- Exercise requirements: Report all lines of the data below that hold the word "controllers".

═══ Listed records

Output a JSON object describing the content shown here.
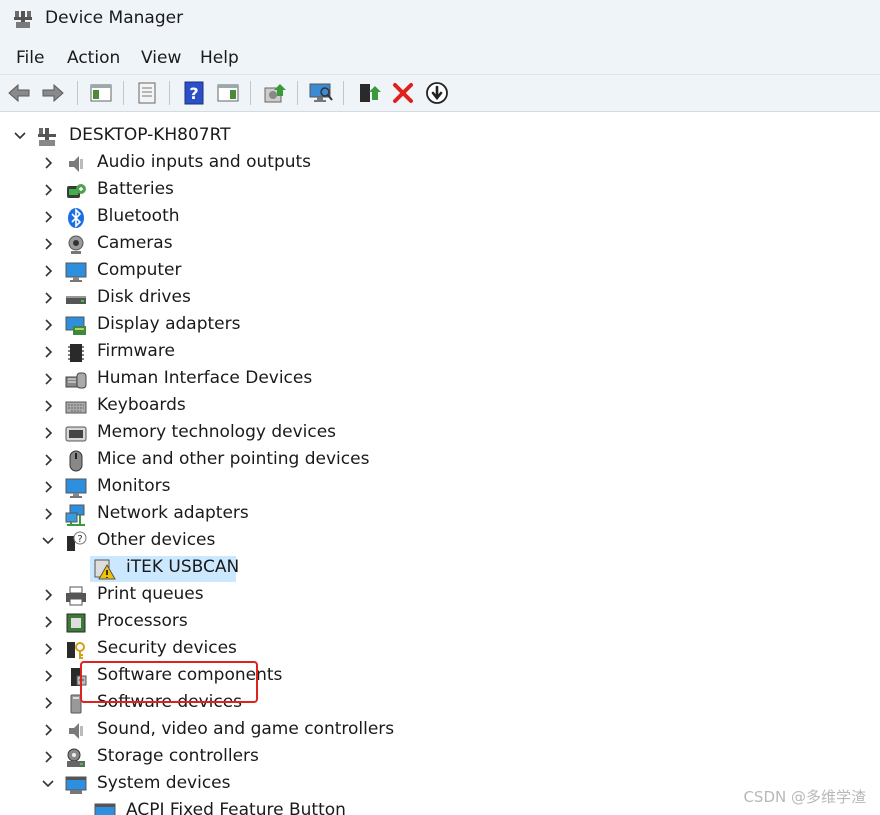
{
  "window": {
    "title": "Device Manager"
  },
  "menu": [
    "File",
    "Action",
    "View",
    "Help"
  ],
  "toolbar": {
    "buttons": [
      "back-icon",
      "forward-icon",
      "show-hide-console-tree-icon",
      "properties-icon",
      "help-icon",
      "action-pane-icon",
      "update-driver-icon",
      "scan-hardware-changes-icon",
      "enable-device-icon",
      "uninstall-device-icon",
      "disable-device-icon"
    ]
  },
  "tree": {
    "root": "DESKTOP-KH807RT",
    "categories": [
      {
        "label": "Audio inputs and outputs",
        "icon": "speaker-icon",
        "expanded": false
      },
      {
        "label": "Batteries",
        "icon": "battery-icon",
        "expanded": false
      },
      {
        "label": "Bluetooth",
        "icon": "bluetooth-icon",
        "expanded": false
      },
      {
        "label": "Cameras",
        "icon": "camera-icon",
        "expanded": false
      },
      {
        "label": "Computer",
        "icon": "computer-icon",
        "expanded": false
      },
      {
        "label": "Disk drives",
        "icon": "disk-drive-icon",
        "expanded": false
      },
      {
        "label": "Display adapters",
        "icon": "display-adapter-icon",
        "expanded": false
      },
      {
        "label": "Firmware",
        "icon": "firmware-chip-icon",
        "expanded": false
      },
      {
        "label": "Human Interface Devices",
        "icon": "hid-icon",
        "expanded": false
      },
      {
        "label": "Keyboards",
        "icon": "keyboard-icon",
        "expanded": false
      },
      {
        "label": "Memory technology devices",
        "icon": "memory-icon",
        "expanded": false
      },
      {
        "label": "Mice and other pointing devices",
        "icon": "mouse-icon",
        "expanded": false
      },
      {
        "label": "Monitors",
        "icon": "monitor-icon",
        "expanded": false
      },
      {
        "label": "Network adapters",
        "icon": "network-icon",
        "expanded": false
      },
      {
        "label": "Other devices",
        "icon": "unknown-device-icon",
        "expanded": true
      },
      {
        "label": "Print queues",
        "icon": "printer-icon",
        "expanded": false
      },
      {
        "label": "Processors",
        "icon": "processor-icon",
        "expanded": false
      },
      {
        "label": "Security devices",
        "icon": "security-device-icon",
        "expanded": false
      },
      {
        "label": "Software components",
        "icon": "software-component-icon",
        "expanded": false
      },
      {
        "label": "Software devices",
        "icon": "software-device-icon",
        "expanded": false
      },
      {
        "label": "Sound, video and game controllers",
        "icon": "sound-icon",
        "expanded": false
      },
      {
        "label": "Storage controllers",
        "icon": "storage-controller-icon",
        "expanded": false
      },
      {
        "label": "System devices",
        "icon": "system-devices-icon",
        "expanded": true
      }
    ],
    "other_devices_children": [
      {
        "label": "iTEK USBCAN",
        "icon": "warning-device-icon",
        "selected": true
      }
    ],
    "system_devices_children": [
      {
        "label": "ACPI Fixed Feature Button",
        "icon": "system-device-icon"
      }
    ]
  },
  "colors": {
    "selection": "#cce8ff",
    "highlight_box": "#e0221e",
    "chrome": "#eff4f9"
  },
  "watermark": "CSDN @多维学渣"
}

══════

- Worked solution:
        "label": "Sound, video and game controllers",
        "label": "Storage controllers",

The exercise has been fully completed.